Where a line holds the word "name", copy that line from the data below.
Top of ENTRIES PROVIDED
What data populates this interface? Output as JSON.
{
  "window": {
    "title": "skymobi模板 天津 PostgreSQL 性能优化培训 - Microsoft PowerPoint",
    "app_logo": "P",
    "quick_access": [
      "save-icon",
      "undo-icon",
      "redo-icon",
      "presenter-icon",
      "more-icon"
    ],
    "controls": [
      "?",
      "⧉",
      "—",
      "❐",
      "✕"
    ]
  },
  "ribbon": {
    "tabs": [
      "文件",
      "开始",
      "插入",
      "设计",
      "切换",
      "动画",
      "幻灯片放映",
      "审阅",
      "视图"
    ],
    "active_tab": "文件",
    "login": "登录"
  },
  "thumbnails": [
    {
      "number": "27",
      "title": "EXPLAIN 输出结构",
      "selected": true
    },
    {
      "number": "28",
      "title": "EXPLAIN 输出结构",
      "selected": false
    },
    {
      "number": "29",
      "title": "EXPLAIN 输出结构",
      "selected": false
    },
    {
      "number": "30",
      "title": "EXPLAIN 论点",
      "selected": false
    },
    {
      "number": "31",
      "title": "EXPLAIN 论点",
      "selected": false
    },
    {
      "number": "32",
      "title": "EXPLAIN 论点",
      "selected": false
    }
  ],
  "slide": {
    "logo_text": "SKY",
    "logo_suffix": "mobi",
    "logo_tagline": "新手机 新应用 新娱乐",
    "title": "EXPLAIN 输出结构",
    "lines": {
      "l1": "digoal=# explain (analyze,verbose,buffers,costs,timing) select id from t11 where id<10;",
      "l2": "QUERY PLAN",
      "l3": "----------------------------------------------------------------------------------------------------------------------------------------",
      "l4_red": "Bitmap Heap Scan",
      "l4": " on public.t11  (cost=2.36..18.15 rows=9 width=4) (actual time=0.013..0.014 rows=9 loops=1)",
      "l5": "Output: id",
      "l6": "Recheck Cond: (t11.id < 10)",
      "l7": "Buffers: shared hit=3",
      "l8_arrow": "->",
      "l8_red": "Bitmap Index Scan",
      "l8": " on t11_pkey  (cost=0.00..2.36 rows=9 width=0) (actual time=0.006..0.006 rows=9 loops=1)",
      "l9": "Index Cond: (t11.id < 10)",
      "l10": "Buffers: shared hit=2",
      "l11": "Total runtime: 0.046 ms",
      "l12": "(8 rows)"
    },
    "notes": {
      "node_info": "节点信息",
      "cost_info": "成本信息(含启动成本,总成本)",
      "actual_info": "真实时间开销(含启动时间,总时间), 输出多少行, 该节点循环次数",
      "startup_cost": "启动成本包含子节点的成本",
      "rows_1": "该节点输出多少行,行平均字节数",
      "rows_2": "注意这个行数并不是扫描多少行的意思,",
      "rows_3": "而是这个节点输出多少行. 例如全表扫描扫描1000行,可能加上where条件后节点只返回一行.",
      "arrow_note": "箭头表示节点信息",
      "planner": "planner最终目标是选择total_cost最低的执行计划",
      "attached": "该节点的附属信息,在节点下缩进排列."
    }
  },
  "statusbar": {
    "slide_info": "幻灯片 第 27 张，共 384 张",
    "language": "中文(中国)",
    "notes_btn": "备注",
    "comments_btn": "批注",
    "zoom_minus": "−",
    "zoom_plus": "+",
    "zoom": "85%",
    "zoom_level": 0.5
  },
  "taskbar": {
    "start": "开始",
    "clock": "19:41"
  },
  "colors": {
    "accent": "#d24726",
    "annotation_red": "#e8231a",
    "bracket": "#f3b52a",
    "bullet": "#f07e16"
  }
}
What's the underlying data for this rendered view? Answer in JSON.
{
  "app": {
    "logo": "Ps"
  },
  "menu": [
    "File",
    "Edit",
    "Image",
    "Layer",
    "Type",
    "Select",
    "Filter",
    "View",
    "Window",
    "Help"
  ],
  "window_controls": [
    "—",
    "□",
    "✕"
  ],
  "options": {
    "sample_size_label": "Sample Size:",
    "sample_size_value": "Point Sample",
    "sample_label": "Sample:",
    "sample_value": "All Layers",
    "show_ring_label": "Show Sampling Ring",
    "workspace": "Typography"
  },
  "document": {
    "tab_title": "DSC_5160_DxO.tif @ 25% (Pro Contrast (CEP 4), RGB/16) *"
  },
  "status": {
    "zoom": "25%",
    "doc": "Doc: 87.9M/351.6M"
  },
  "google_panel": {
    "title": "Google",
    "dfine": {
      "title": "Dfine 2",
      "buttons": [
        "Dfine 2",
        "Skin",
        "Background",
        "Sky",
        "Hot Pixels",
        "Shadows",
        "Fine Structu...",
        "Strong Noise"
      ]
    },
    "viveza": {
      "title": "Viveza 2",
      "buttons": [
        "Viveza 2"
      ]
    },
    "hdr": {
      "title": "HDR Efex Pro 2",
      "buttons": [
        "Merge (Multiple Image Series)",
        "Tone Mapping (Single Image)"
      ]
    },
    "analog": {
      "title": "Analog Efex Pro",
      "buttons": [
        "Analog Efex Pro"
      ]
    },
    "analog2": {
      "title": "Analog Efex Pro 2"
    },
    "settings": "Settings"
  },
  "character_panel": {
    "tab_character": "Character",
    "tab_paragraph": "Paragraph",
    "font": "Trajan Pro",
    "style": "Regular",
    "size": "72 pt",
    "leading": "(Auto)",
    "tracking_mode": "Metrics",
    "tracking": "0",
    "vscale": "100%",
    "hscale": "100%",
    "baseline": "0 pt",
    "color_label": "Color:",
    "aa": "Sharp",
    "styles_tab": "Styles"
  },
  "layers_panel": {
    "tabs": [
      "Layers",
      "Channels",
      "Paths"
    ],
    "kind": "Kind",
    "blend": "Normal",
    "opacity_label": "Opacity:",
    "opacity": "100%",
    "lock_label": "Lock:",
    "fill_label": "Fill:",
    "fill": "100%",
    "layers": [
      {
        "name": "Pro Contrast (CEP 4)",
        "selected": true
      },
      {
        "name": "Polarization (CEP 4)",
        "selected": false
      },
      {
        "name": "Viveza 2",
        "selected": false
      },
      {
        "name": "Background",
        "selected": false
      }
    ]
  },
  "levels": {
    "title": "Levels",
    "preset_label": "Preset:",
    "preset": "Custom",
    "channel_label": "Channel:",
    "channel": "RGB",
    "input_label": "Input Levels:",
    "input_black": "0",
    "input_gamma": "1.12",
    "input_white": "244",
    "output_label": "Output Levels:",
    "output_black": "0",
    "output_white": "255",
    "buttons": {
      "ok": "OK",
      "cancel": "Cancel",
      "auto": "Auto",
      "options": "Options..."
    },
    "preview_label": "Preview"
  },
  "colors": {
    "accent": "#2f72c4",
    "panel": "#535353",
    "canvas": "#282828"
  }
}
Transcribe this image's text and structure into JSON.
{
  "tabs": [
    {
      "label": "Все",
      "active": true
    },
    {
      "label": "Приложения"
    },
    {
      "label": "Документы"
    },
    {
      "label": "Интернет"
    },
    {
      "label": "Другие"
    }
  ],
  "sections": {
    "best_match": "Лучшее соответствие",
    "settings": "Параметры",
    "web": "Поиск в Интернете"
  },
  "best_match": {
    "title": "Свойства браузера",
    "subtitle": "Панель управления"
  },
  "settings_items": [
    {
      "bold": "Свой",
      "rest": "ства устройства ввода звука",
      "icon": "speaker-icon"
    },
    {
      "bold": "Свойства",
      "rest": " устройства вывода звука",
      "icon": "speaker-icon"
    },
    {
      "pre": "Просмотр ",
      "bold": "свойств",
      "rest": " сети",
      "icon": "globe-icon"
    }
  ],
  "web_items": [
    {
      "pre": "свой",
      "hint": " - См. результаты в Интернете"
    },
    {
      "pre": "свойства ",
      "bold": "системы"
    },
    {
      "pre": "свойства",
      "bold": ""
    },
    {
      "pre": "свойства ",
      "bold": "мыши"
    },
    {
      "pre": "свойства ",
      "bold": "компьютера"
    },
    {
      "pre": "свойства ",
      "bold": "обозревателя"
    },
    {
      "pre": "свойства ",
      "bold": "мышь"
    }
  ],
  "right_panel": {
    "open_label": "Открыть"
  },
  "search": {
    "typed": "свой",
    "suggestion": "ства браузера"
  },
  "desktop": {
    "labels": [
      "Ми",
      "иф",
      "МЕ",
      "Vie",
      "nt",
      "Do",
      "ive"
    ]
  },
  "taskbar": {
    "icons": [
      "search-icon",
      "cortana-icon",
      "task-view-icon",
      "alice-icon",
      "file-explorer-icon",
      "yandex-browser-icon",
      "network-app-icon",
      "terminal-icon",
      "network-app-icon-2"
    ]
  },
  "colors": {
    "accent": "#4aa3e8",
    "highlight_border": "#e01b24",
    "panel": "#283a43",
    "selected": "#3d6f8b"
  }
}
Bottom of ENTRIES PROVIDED
OUTPUT FOR THIS EXERCISE:
        "name": "Pro Contrast (CEP 4)",
        "name": "Polarization (CEP 4)",
        "name": "Viveza 2",
        "name": "Background",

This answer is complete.